*Data*
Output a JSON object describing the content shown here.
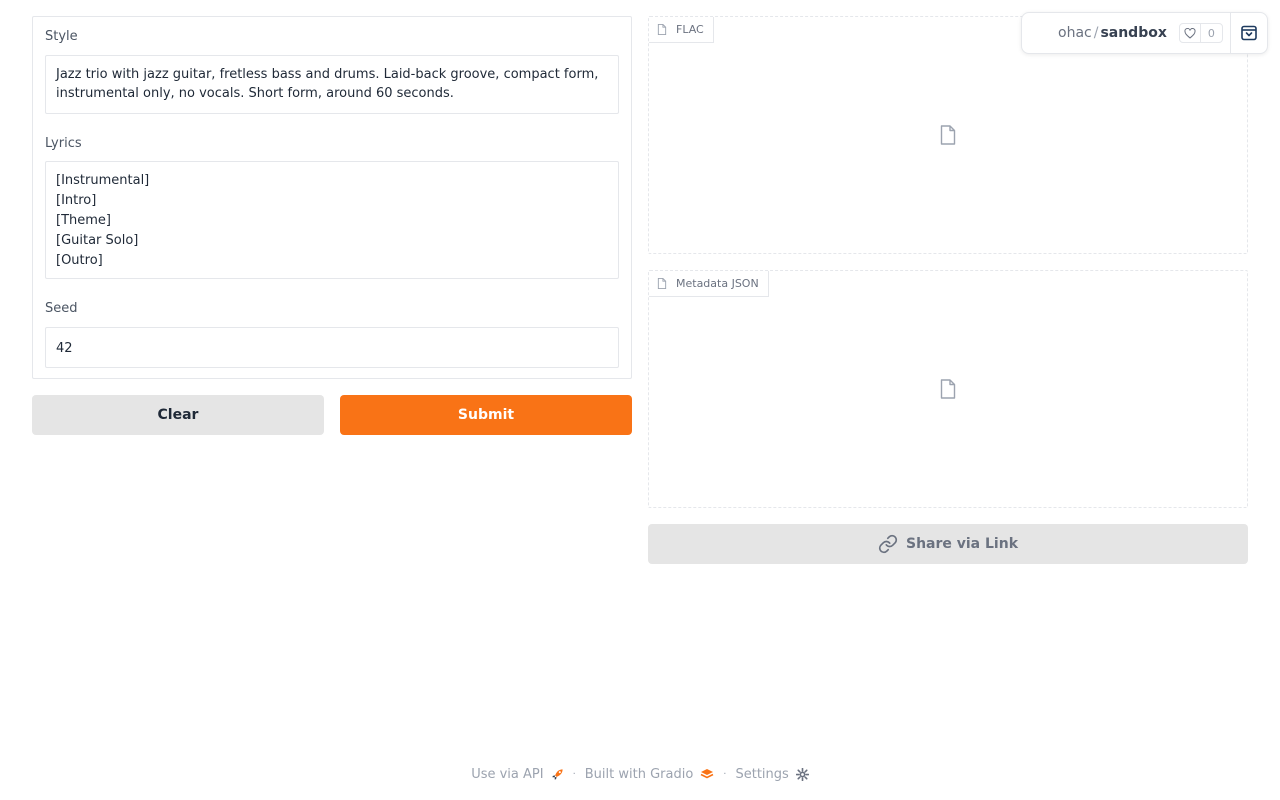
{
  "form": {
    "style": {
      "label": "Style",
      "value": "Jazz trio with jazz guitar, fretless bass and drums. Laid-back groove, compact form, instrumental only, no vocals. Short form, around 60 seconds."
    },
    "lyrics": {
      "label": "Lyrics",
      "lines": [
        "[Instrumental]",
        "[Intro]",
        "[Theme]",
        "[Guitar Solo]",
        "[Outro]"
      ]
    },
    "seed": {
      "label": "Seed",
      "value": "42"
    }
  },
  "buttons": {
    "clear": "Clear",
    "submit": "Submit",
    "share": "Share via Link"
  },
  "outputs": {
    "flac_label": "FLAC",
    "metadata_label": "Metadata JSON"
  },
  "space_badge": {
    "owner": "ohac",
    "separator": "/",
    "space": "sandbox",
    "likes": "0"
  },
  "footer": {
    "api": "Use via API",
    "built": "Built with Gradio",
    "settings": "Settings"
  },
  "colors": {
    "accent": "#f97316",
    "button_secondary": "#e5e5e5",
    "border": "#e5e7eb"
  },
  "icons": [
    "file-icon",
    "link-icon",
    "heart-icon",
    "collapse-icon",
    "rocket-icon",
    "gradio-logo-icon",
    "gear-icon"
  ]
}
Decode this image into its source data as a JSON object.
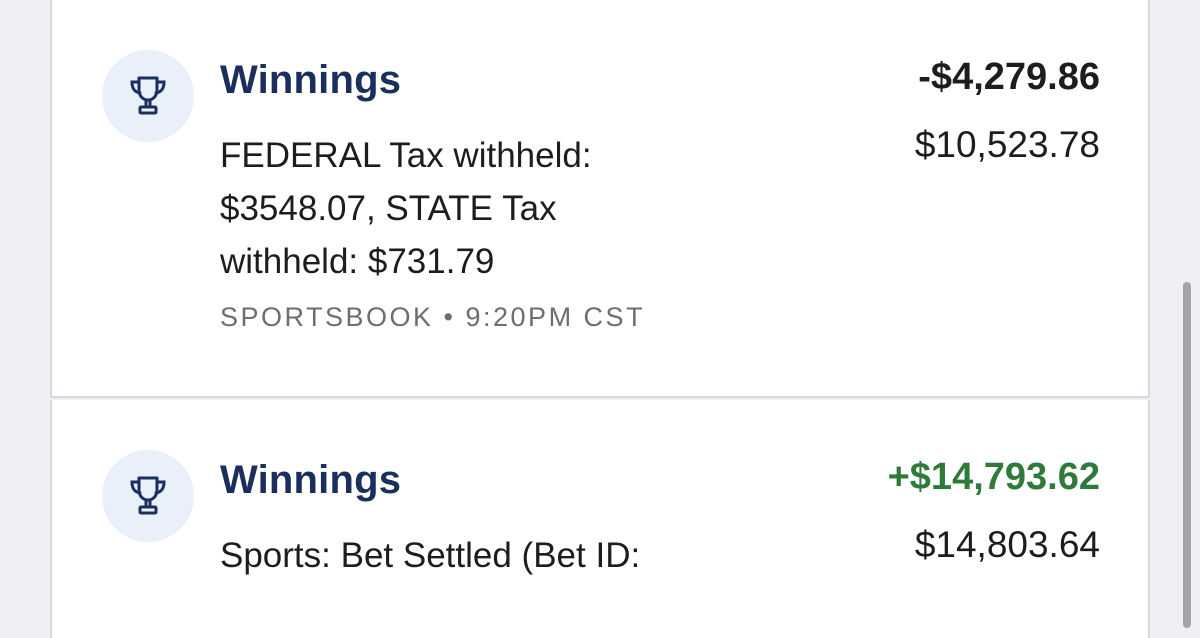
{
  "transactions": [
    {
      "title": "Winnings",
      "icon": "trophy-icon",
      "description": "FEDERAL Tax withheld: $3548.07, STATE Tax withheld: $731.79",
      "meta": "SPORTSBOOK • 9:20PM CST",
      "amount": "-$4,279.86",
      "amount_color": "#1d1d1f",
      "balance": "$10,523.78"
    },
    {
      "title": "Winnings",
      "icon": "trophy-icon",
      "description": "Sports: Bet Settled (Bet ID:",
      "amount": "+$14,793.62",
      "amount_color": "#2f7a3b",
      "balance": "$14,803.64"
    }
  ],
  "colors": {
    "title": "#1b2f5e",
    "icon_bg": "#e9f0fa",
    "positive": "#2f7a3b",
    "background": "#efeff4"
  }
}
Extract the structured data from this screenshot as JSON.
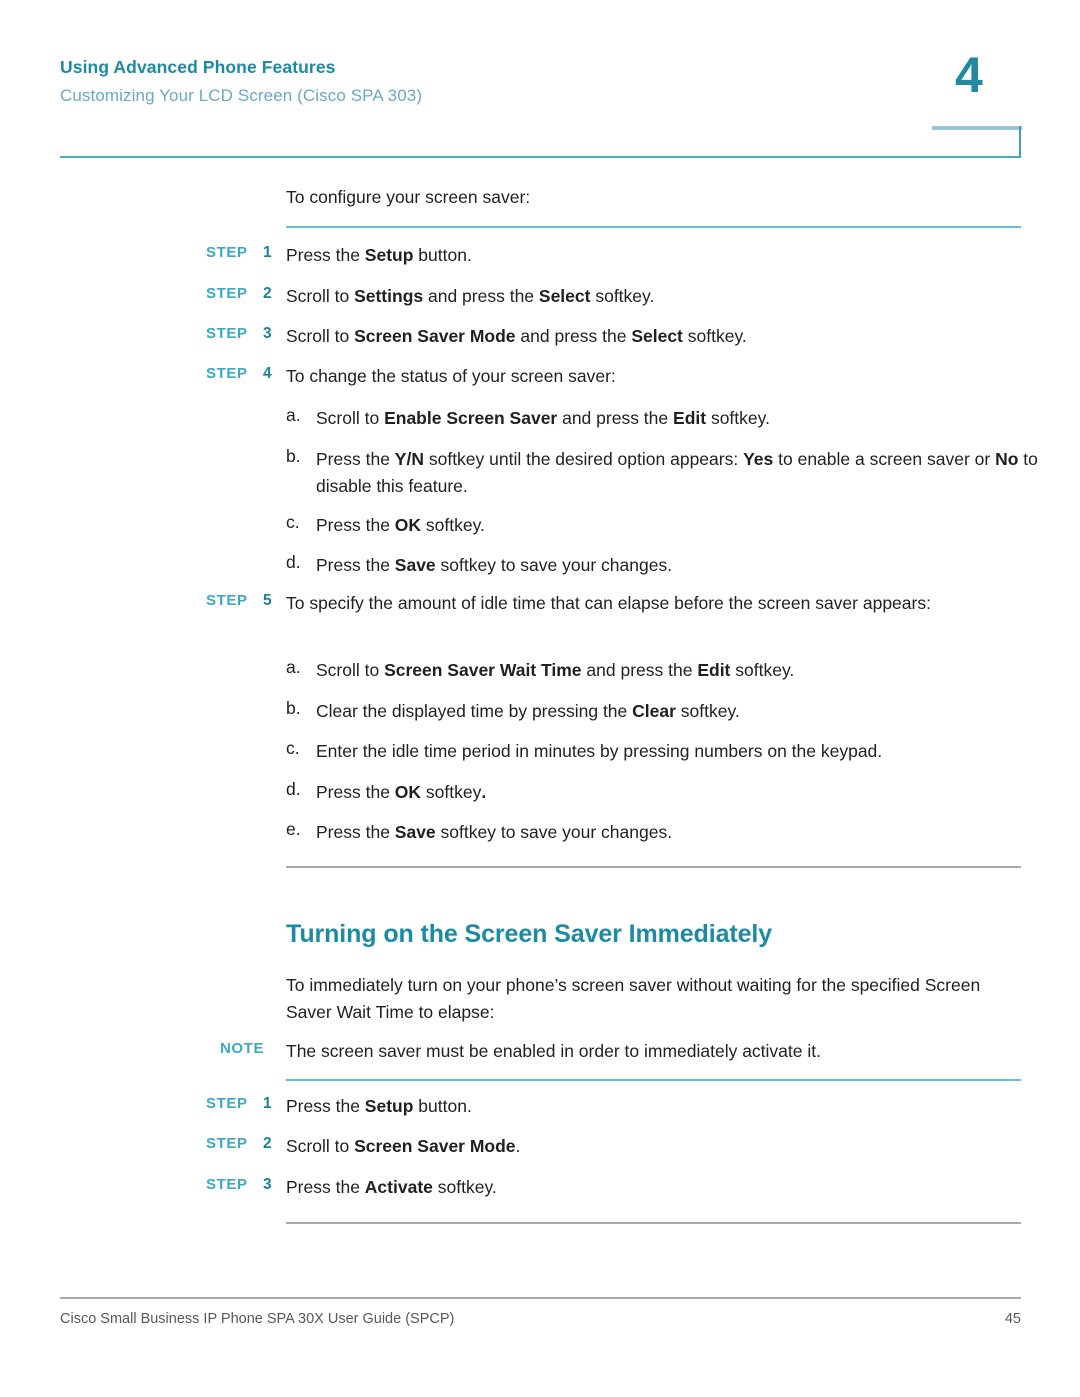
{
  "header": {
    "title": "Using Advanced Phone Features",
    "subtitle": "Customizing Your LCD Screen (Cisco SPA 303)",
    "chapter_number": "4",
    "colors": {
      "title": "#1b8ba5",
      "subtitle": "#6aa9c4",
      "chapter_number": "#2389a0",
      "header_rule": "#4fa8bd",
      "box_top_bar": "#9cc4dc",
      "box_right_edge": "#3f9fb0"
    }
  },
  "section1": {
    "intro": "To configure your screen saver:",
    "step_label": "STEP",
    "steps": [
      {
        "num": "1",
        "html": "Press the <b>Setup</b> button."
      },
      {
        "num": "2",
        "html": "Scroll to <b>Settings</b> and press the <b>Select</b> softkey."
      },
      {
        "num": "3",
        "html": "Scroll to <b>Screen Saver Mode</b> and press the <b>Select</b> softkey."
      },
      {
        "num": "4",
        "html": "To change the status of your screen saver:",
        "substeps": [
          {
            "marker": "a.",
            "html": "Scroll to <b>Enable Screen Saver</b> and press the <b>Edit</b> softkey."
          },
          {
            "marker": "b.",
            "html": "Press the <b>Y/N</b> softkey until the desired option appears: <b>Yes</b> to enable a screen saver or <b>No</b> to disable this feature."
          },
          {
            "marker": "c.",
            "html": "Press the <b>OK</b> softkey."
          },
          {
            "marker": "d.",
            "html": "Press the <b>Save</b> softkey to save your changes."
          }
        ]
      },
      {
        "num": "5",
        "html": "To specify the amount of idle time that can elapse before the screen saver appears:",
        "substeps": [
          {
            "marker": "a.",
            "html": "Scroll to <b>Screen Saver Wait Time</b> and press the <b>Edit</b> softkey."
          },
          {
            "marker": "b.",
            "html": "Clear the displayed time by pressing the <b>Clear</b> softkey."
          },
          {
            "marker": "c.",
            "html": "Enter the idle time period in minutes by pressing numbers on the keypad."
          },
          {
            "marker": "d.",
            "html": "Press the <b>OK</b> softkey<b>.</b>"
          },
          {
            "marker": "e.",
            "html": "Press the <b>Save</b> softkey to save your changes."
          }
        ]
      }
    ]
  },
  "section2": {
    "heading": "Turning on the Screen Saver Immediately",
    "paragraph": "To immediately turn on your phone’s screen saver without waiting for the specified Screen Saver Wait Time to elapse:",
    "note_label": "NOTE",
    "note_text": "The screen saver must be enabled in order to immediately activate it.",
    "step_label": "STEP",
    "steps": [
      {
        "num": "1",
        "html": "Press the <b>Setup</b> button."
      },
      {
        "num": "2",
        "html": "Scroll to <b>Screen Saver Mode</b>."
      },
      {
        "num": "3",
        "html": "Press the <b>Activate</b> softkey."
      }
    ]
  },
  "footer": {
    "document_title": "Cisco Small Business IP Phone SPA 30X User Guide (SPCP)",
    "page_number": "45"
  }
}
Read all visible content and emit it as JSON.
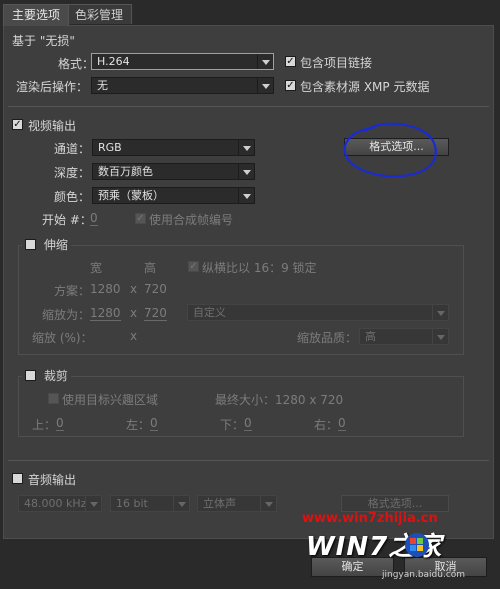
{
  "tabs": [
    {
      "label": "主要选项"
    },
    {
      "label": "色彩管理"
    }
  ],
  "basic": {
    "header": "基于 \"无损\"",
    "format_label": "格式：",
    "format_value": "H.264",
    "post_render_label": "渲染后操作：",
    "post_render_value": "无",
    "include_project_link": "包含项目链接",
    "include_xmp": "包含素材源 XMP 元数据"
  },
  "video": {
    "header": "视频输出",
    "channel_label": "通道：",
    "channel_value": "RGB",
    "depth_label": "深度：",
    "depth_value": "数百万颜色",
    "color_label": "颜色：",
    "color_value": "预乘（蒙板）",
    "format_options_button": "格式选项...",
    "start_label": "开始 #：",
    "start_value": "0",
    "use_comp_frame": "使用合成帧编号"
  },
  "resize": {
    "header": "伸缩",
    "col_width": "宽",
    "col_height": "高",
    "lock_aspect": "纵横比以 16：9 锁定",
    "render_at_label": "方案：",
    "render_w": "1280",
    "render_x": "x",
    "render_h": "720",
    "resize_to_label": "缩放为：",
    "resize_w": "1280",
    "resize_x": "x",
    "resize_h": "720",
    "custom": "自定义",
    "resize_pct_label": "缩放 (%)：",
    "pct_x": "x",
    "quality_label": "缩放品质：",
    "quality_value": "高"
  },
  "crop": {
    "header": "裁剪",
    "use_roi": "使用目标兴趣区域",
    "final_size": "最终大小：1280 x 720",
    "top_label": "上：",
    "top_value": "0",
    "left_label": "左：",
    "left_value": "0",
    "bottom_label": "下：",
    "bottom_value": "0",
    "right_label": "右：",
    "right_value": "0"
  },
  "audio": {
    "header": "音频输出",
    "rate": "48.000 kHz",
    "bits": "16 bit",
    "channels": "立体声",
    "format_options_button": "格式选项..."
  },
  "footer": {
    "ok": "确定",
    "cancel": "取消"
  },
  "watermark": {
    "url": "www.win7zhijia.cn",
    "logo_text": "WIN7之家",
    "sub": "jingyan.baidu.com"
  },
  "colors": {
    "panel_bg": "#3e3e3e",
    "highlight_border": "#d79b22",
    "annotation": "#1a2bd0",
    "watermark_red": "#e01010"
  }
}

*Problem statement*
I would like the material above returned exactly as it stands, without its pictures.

*Answer section*
Output a JSON object describing the content shown here.
{
  "form": {
    "style": {
      "label": "Style",
      "value": "Jazz trio with jazz guitar, fretless bass and drums. Laid-back groove, compact form, instrumental only, no vocals. Short form, around 60 seconds."
    },
    "lyrics": {
      "label": "Lyrics",
      "lines": [
        "[Instrumental]",
        "[Intro]",
        "[Theme]",
        "[Guitar Solo]",
        "[Outro]"
      ]
    },
    "seed": {
      "label": "Seed",
      "value": "42"
    }
  },
  "buttons": {
    "clear": "Clear",
    "submit": "Submit",
    "share": "Share via Link"
  },
  "outputs": {
    "flac_label": "FLAC",
    "metadata_label": "Metadata JSON"
  },
  "space_badge": {
    "owner": "ohac",
    "separator": "/",
    "space": "sandbox",
    "likes": "0"
  },
  "footer": {
    "api": "Use via API",
    "built": "Built with Gradio",
    "settings": "Settings"
  },
  "colors": {
    "accent": "#f97316",
    "button_secondary": "#e5e5e5",
    "border": "#e5e7eb"
  },
  "icons": [
    "file-icon",
    "link-icon",
    "heart-icon",
    "collapse-icon",
    "rocket-icon",
    "gradio-logo-icon",
    "gear-icon"
  ]
}
Decode this image into its source data as a JSON object.
{
  "transactions": [
    {
      "title": "Winnings",
      "icon": "trophy-icon",
      "description": "FEDERAL Tax withheld: $3548.07, STATE Tax withheld: $731.79",
      "meta": "SPORTSBOOK • 9:20PM CST",
      "amount": "-$4,279.86",
      "amount_color": "#1d1d1f",
      "balance": "$10,523.78"
    },
    {
      "title": "Winnings",
      "icon": "trophy-icon",
      "description": "Sports: Bet Settled (Bet ID:",
      "amount": "+$14,793.62",
      "amount_color": "#2f7a3b",
      "balance": "$14,803.64"
    }
  ],
  "colors": {
    "title": "#1b2f5e",
    "icon_bg": "#e9f0fa",
    "positive": "#2f7a3b",
    "background": "#efeff4"
  }
}
Extract the structured data from this screenshot as JSON.
{
  "header": {
    "title": "Using Advanced Phone Features",
    "subtitle": "Customizing Your LCD Screen (Cisco SPA 303)",
    "chapter_number": "4",
    "colors": {
      "title": "#1b8ba5",
      "subtitle": "#6aa9c4",
      "chapter_number": "#2389a0",
      "header_rule": "#4fa8bd",
      "box_top_bar": "#9cc4dc",
      "box_right_edge": "#3f9fb0"
    }
  },
  "section1": {
    "intro": "To configure your screen saver:",
    "step_label": "STEP",
    "steps": [
      {
        "num": "1",
        "html": "Press the <b>Setup</b> button."
      },
      {
        "num": "2",
        "html": "Scroll to <b>Settings</b> and press the <b>Select</b> softkey."
      },
      {
        "num": "3",
        "html": "Scroll to <b>Screen Saver Mode</b> and press the <b>Select</b> softkey."
      },
      {
        "num": "4",
        "html": "To change the status of your screen saver:",
        "substeps": [
          {
            "marker": "a.",
            "html": "Scroll to <b>Enable Screen Saver</b> and press the <b>Edit</b> softkey."
          },
          {
            "marker": "b.",
            "html": "Press the <b>Y/N</b> softkey until the desired option appears: <b>Yes</b> to enable a screen saver or <b>No</b> to disable this feature."
          },
          {
            "marker": "c.",
            "html": "Press the <b>OK</b> softkey."
          },
          {
            "marker": "d.",
            "html": "Press the <b>Save</b> softkey to save your changes."
          }
        ]
      },
      {
        "num": "5",
        "html": "To specify the amount of idle time that can elapse before the screen saver appears:",
        "substeps": [
          {
            "marker": "a.",
            "html": "Scroll to <b>Screen Saver Wait Time</b> and press the <b>Edit</b> softkey."
          },
          {
            "marker": "b.",
            "html": "Clear the displayed time by pressing the <b>Clear</b> softkey."
          },
          {
            "marker": "c.",
            "html": "Enter the idle time period in minutes by pressing numbers on the keypad."
          },
          {
            "marker": "d.",
            "html": "Press the <b>OK</b> softkey<b>.</b>"
          },
          {
            "marker": "e.",
            "html": "Press the <b>Save</b> softkey to save your changes."
          }
        ]
      }
    ]
  },
  "section2": {
    "heading": "Turning on the Screen Saver Immediately",
    "paragraph": "To immediately turn on your phone’s screen saver without waiting for the specified Screen Saver Wait Time to elapse:",
    "note_label": "NOTE",
    "note_text": "The screen saver must be enabled in order to immediately activate it.",
    "step_label": "STEP",
    "steps": [
      {
        "num": "1",
        "html": "Press the <b>Setup</b> button."
      },
      {
        "num": "2",
        "html": "Scroll to <b>Screen Saver Mode</b>."
      },
      {
        "num": "3",
        "html": "Press the <b>Activate</b> softkey."
      }
    ]
  },
  "footer": {
    "document_title": "Cisco Small Business IP Phone SPA 30X User Guide (SPCP)",
    "page_number": "45"
  }
}
Read all visible content and emit it as JSON.
{
  "tabs": [
    {
      "label": "主要选项"
    },
    {
      "label": "色彩管理"
    }
  ],
  "basic": {
    "header": "基于 \"无损\"",
    "format_label": "格式：",
    "format_value": "H.264",
    "post_render_label": "渲染后操作：",
    "post_render_value": "无",
    "include_project_link": "包含项目链接",
    "include_xmp": "包含素材源 XMP 元数据"
  },
  "video": {
    "header": "视频输出",
    "channel_label": "通道：",
    "channel_value": "RGB",
    "depth_label": "深度：",
    "depth_value": "数百万颜色",
    "color_label": "颜色：",
    "color_value": "预乘（蒙板）",
    "format_options_button": "格式选项...",
    "start_label": "开始 #：",
    "start_value": "0",
    "use_comp_frame": "使用合成帧编号"
  },
  "resize": {
    "header": "伸缩",
    "col_width": "宽",
    "col_height": "高",
    "lock_aspect": "纵横比以 16：9 锁定",
    "render_at_label": "方案：",
    "render_w": "1280",
    "render_x": "x",
    "render_h": "720",
    "resize_to_label": "缩放为：",
    "resize_w": "1280",
    "resize_x": "x",
    "resize_h": "720",
    "custom": "自定义",
    "resize_pct_label": "缩放 (%)：",
    "pct_x": "x",
    "quality_label": "缩放品质：",
    "quality_value": "高"
  },
  "crop": {
    "header": "裁剪",
    "use_roi": "使用目标兴趣区域",
    "final_size": "最终大小：1280 x 720",
    "top_label": "上：",
    "top_value": "0",
    "left_label": "左：",
    "left_value": "0",
    "bottom_label": "下：",
    "bottom_value": "0",
    "right_label": "右：",
    "right_value": "0"
  },
  "audio": {
    "header": "音频输出",
    "rate": "48.000 kHz",
    "bits": "16 bit",
    "channels": "立体声",
    "format_options_button": "格式选项..."
  },
  "footer": {
    "ok": "确定",
    "cancel": "取消"
  },
  "watermark": {
    "url": "www.win7zhijia.cn",
    "logo_text": "WIN7之家",
    "sub": "jingyan.baidu.com"
  },
  "colors": {
    "panel_bg": "#3e3e3e",
    "highlight_border": "#d79b22",
    "annotation": "#1a2bd0",
    "watermark_red": "#e01010"
  }
}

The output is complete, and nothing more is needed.